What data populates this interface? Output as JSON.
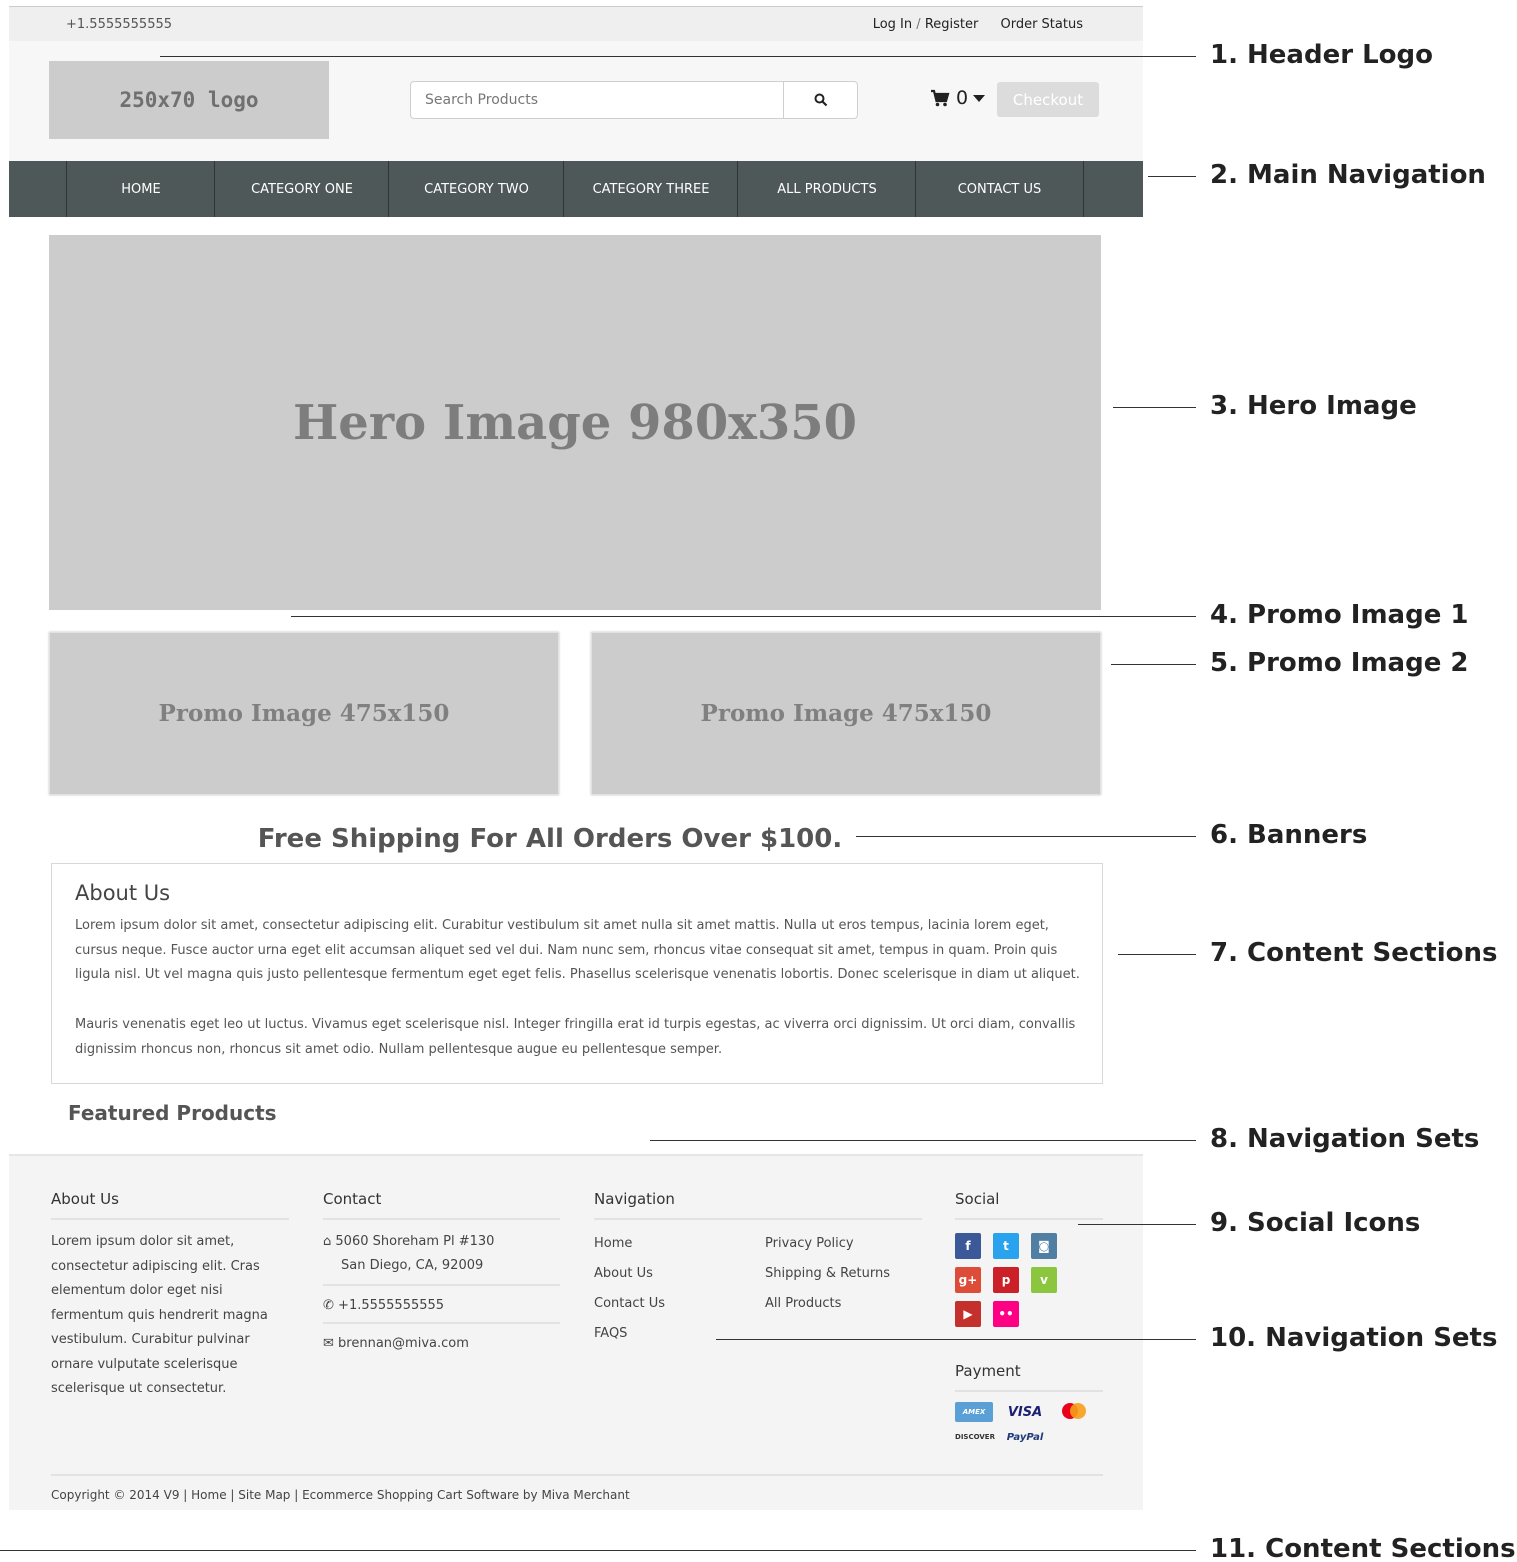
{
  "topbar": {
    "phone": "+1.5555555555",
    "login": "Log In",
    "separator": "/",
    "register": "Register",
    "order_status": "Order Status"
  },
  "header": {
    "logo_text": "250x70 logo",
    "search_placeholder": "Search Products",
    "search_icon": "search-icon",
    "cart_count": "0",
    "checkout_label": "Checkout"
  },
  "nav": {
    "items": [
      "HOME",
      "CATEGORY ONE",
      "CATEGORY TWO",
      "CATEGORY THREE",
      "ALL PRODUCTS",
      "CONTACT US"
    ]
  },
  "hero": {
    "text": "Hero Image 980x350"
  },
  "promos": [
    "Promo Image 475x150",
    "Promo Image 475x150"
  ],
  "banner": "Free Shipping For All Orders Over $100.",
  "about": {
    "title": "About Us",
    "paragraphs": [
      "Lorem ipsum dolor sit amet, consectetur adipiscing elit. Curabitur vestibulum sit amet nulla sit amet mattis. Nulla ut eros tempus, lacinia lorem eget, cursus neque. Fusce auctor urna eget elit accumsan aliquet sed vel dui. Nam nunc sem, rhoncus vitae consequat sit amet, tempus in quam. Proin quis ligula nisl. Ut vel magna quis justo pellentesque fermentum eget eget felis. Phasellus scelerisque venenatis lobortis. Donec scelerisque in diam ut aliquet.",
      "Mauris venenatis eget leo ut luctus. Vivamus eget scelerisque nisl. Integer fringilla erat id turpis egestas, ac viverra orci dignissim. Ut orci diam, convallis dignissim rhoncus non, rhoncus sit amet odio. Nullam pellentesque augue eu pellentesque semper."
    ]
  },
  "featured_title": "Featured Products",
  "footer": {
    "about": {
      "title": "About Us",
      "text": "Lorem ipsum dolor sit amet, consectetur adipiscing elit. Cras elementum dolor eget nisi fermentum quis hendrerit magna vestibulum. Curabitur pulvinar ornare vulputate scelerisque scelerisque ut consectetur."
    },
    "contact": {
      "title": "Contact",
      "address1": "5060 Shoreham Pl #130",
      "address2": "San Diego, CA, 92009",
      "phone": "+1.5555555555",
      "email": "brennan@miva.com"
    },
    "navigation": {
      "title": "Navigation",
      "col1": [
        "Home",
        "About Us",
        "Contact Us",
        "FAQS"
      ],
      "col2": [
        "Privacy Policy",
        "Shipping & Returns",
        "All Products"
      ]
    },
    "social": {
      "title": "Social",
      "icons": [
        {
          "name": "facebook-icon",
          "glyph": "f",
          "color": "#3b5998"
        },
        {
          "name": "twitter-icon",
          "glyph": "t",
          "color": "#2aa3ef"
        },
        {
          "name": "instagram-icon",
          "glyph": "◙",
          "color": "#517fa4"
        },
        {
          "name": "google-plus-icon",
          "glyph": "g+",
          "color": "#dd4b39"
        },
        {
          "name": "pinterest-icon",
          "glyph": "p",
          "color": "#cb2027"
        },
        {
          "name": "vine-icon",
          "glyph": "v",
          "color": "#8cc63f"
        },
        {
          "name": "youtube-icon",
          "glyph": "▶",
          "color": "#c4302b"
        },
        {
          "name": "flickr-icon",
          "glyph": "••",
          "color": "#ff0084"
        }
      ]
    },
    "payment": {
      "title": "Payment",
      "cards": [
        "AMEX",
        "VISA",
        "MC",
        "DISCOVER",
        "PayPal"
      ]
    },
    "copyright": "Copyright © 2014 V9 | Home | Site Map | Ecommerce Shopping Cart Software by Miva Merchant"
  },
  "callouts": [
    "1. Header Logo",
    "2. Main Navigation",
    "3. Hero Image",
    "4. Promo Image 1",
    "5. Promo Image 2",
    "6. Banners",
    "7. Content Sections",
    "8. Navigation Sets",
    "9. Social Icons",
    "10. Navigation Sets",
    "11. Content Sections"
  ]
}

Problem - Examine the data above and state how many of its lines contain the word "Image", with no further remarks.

Response for this exercise - 6